_EXERCISE DETAILS_
Find the string "text" in the data, and copy out each line that has it.

_PROVIDED DATA_
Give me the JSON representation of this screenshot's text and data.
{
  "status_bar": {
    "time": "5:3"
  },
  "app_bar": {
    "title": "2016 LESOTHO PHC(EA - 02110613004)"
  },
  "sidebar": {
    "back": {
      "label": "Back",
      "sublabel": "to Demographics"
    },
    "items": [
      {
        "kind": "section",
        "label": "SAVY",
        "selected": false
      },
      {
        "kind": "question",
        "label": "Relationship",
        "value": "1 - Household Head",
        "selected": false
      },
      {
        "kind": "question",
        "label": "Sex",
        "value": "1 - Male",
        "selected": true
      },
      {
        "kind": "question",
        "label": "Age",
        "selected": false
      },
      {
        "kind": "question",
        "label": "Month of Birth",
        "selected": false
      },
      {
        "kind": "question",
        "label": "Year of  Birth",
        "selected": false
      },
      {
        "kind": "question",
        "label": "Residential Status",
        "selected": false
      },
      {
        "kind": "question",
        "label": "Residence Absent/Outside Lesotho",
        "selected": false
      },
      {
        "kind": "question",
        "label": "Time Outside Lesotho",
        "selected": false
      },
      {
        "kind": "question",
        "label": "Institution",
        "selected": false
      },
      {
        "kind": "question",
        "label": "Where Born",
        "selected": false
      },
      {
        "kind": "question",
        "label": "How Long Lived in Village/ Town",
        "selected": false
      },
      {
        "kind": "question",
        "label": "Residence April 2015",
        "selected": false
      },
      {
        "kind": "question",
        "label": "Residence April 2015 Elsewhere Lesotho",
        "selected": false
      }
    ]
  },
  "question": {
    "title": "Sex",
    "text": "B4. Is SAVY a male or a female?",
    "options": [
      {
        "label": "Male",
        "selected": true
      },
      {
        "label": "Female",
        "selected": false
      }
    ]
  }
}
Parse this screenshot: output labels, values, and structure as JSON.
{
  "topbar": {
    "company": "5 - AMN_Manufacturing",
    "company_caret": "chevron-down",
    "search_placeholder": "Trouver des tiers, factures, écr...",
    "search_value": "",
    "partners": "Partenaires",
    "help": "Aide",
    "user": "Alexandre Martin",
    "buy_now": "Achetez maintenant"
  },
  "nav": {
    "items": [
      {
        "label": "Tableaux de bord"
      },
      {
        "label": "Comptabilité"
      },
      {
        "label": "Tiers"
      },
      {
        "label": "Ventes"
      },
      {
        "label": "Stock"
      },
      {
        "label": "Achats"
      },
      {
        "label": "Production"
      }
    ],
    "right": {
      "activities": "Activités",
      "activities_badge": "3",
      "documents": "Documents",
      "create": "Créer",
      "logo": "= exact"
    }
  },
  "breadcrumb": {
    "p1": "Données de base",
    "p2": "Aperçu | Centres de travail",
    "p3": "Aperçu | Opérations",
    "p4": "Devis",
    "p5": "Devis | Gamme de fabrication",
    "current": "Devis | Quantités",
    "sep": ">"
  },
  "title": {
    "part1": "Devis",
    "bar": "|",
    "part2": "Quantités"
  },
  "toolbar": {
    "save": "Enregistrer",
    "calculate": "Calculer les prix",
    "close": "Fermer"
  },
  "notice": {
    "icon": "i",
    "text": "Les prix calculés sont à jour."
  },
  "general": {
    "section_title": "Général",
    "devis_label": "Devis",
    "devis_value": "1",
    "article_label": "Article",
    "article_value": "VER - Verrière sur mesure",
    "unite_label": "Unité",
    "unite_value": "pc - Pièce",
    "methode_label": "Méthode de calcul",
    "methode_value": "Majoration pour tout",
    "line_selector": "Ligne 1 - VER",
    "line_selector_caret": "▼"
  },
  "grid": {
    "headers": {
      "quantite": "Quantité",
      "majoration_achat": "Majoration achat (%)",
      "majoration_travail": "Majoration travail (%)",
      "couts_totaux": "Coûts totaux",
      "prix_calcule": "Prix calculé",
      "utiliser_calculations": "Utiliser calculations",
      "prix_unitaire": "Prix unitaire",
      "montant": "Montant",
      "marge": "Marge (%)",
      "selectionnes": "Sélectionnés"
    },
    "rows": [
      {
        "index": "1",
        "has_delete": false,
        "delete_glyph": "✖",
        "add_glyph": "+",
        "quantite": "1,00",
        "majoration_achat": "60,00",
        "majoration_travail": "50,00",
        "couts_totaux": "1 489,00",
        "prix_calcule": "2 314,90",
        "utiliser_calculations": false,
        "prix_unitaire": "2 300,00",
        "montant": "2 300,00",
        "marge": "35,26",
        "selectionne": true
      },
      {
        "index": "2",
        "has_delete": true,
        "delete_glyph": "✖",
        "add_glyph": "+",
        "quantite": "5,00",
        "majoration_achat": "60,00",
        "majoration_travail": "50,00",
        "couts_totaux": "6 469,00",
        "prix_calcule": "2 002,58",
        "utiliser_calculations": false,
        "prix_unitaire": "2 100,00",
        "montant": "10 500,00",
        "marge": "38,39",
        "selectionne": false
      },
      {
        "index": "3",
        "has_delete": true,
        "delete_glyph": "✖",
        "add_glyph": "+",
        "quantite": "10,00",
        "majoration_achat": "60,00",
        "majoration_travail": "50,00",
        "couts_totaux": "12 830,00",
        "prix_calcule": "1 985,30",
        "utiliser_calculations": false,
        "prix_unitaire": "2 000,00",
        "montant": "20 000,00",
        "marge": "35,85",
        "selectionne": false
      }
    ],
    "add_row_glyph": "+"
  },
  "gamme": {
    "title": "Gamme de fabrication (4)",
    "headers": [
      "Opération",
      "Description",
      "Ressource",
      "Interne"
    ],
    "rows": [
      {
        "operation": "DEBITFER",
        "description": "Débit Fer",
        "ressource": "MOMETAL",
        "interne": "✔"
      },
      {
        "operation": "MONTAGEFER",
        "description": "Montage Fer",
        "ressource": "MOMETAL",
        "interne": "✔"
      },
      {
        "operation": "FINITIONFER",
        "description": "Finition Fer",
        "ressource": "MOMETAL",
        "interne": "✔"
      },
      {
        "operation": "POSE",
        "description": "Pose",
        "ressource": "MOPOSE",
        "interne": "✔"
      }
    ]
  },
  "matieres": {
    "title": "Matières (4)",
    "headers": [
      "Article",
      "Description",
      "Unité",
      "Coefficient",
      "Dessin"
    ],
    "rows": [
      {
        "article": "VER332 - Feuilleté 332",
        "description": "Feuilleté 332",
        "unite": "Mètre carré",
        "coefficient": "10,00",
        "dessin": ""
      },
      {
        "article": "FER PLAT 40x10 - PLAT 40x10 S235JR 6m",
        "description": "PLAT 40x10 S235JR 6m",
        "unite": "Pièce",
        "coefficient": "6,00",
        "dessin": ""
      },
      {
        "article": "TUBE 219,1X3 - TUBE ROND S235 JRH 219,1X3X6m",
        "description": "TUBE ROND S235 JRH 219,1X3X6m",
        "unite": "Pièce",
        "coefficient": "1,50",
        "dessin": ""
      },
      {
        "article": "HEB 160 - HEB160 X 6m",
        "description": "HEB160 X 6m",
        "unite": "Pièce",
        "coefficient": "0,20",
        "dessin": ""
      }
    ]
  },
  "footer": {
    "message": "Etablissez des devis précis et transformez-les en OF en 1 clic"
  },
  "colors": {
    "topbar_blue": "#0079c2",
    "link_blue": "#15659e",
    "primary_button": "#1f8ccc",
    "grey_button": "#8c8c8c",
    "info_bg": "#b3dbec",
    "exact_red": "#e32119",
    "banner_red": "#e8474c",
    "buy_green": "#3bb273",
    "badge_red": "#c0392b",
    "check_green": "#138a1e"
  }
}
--
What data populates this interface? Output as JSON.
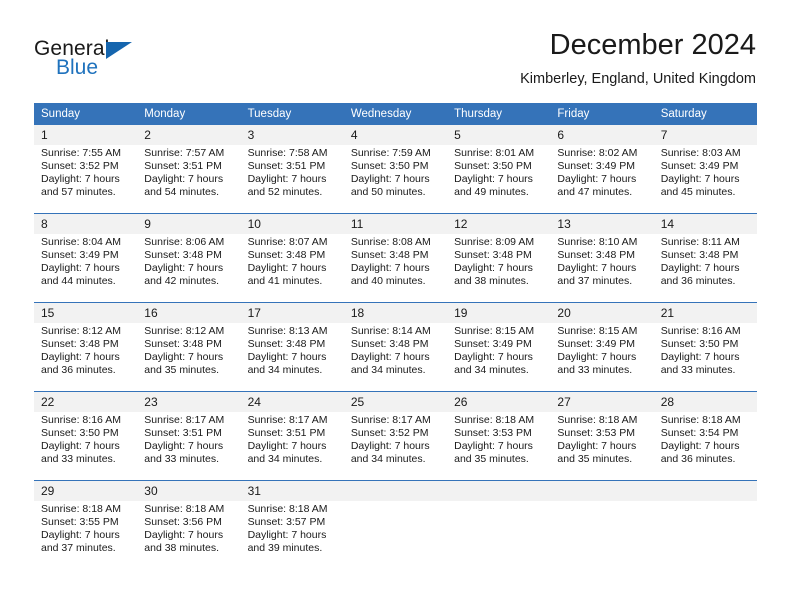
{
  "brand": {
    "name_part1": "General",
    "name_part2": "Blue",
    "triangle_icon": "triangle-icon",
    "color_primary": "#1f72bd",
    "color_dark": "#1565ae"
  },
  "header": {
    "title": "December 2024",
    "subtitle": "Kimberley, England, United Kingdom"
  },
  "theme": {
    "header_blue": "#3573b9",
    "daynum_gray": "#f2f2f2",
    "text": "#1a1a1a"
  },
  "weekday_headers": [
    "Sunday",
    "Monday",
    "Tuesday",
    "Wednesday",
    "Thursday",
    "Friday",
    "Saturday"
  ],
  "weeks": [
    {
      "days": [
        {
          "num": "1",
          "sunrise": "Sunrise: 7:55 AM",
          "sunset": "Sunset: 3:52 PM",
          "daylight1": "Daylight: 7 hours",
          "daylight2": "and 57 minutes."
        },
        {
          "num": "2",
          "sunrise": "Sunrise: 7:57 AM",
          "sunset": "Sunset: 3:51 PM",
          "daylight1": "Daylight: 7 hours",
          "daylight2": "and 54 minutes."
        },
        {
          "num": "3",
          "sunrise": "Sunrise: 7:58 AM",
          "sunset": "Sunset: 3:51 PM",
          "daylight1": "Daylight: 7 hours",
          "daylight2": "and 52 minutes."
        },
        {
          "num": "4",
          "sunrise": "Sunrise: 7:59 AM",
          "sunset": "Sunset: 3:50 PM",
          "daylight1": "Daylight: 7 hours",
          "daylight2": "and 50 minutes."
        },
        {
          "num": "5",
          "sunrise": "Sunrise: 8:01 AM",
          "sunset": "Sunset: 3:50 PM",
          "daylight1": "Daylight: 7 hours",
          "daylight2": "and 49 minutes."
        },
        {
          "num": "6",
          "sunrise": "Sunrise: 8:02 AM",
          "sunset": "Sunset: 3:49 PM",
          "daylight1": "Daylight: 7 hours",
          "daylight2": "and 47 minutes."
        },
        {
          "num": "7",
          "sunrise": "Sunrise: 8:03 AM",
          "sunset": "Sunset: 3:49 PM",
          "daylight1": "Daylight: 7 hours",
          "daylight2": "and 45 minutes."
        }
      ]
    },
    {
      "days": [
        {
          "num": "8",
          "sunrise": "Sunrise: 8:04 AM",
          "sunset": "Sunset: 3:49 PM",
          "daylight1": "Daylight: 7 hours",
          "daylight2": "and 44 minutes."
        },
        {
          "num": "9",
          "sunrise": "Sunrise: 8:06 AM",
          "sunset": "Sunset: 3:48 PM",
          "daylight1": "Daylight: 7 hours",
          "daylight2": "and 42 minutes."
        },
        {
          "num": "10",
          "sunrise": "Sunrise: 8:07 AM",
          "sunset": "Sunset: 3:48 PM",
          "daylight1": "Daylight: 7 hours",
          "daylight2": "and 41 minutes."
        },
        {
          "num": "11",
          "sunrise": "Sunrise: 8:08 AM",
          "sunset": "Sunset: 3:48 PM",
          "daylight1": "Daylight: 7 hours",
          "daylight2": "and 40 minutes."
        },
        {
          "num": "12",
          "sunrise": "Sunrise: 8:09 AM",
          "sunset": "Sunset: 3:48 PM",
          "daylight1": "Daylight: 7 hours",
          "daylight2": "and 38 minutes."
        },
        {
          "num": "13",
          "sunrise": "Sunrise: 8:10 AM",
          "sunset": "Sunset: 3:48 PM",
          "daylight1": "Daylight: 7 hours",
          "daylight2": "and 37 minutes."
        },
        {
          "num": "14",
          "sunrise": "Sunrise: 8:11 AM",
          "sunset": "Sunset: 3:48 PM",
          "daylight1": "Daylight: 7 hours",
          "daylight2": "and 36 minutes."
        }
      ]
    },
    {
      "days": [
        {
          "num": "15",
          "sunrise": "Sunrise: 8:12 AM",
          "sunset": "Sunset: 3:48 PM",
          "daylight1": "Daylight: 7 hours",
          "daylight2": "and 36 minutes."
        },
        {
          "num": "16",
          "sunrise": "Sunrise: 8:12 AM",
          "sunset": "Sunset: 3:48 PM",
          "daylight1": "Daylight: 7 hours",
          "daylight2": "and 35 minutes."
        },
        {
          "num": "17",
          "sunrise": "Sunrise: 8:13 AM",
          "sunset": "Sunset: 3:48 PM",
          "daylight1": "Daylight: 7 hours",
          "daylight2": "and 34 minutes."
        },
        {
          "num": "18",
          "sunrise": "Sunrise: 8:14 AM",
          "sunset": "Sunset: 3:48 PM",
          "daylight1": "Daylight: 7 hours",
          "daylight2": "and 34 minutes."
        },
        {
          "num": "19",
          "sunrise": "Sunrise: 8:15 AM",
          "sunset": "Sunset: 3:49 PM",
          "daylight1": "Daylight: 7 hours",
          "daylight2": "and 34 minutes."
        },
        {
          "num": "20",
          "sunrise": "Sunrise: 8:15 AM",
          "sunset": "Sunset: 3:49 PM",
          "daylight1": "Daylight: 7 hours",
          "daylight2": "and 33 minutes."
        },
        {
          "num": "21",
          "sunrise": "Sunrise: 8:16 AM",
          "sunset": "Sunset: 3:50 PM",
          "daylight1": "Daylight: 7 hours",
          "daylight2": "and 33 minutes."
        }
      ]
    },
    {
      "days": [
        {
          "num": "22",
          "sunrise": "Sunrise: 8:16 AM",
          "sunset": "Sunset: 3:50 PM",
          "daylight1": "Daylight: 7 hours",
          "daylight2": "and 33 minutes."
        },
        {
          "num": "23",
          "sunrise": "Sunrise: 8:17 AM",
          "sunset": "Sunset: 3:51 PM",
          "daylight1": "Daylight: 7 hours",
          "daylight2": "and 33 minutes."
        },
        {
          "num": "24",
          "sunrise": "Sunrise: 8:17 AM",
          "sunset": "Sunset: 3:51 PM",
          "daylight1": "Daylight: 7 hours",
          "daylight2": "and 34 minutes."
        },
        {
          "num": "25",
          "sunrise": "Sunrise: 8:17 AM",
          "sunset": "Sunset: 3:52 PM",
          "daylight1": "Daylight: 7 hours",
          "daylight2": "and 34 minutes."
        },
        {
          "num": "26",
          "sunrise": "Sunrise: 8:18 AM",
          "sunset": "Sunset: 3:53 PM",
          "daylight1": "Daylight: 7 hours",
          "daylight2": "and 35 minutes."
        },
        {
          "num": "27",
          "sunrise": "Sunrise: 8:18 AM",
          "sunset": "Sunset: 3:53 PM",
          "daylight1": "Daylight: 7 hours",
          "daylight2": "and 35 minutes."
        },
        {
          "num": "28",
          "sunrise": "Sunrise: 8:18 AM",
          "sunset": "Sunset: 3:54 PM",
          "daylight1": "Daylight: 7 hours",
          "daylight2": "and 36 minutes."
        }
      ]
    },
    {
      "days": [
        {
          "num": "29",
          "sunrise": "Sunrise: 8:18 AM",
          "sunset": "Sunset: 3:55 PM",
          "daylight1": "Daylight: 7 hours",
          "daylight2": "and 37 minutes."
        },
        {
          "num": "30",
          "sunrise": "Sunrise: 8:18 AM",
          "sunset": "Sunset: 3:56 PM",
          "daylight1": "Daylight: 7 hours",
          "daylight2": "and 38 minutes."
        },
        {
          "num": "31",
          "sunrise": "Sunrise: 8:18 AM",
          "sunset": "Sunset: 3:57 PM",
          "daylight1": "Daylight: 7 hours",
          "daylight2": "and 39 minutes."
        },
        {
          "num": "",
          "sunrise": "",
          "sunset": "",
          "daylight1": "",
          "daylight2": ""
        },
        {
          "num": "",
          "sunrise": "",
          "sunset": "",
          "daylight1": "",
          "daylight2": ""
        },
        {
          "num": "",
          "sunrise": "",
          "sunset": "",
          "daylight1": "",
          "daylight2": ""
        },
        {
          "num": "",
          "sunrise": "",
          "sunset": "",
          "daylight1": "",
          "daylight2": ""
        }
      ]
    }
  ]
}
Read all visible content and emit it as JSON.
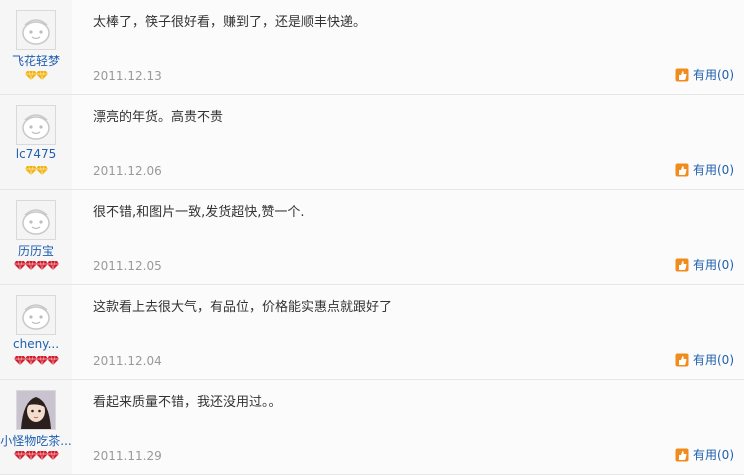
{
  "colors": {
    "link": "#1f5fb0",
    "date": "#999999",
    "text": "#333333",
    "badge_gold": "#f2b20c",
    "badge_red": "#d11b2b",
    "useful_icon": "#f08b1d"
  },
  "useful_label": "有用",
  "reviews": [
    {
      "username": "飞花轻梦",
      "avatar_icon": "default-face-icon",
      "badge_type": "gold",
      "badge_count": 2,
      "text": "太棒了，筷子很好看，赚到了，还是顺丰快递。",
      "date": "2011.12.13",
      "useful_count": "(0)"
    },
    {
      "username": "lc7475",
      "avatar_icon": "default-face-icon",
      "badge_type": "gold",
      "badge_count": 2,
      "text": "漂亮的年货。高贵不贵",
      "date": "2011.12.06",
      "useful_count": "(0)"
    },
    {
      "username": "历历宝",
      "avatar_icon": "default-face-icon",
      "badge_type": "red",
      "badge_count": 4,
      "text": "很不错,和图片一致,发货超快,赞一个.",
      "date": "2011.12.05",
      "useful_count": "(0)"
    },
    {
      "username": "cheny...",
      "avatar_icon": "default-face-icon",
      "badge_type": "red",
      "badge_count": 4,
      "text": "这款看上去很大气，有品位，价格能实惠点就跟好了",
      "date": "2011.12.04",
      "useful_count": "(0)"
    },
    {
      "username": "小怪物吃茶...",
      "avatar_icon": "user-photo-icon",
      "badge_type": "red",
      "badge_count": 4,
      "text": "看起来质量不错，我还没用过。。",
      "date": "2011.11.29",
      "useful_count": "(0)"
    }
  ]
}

_SOLVED EXERCISE_
Give me the JSON representation of this screenshot's text and data.
    "text": "B4. Is SAVY a male or a female?",
    "text": "Les prix calculés sont à jour."
    "text": "#1a1a1a"
    "text": "#333333",
      "text": "太棒了，筷子很好看，赚到了，还是顺丰快递。",
      "text": "漂亮的年货。高贵不贵",
      "text": "很不错,和图片一致,发货超快,赞一个.",
      "text": "这款看上去很大气，有品位，价格能实惠点就跟好了",
      "text": "看起来质量不错，我还没用过。。",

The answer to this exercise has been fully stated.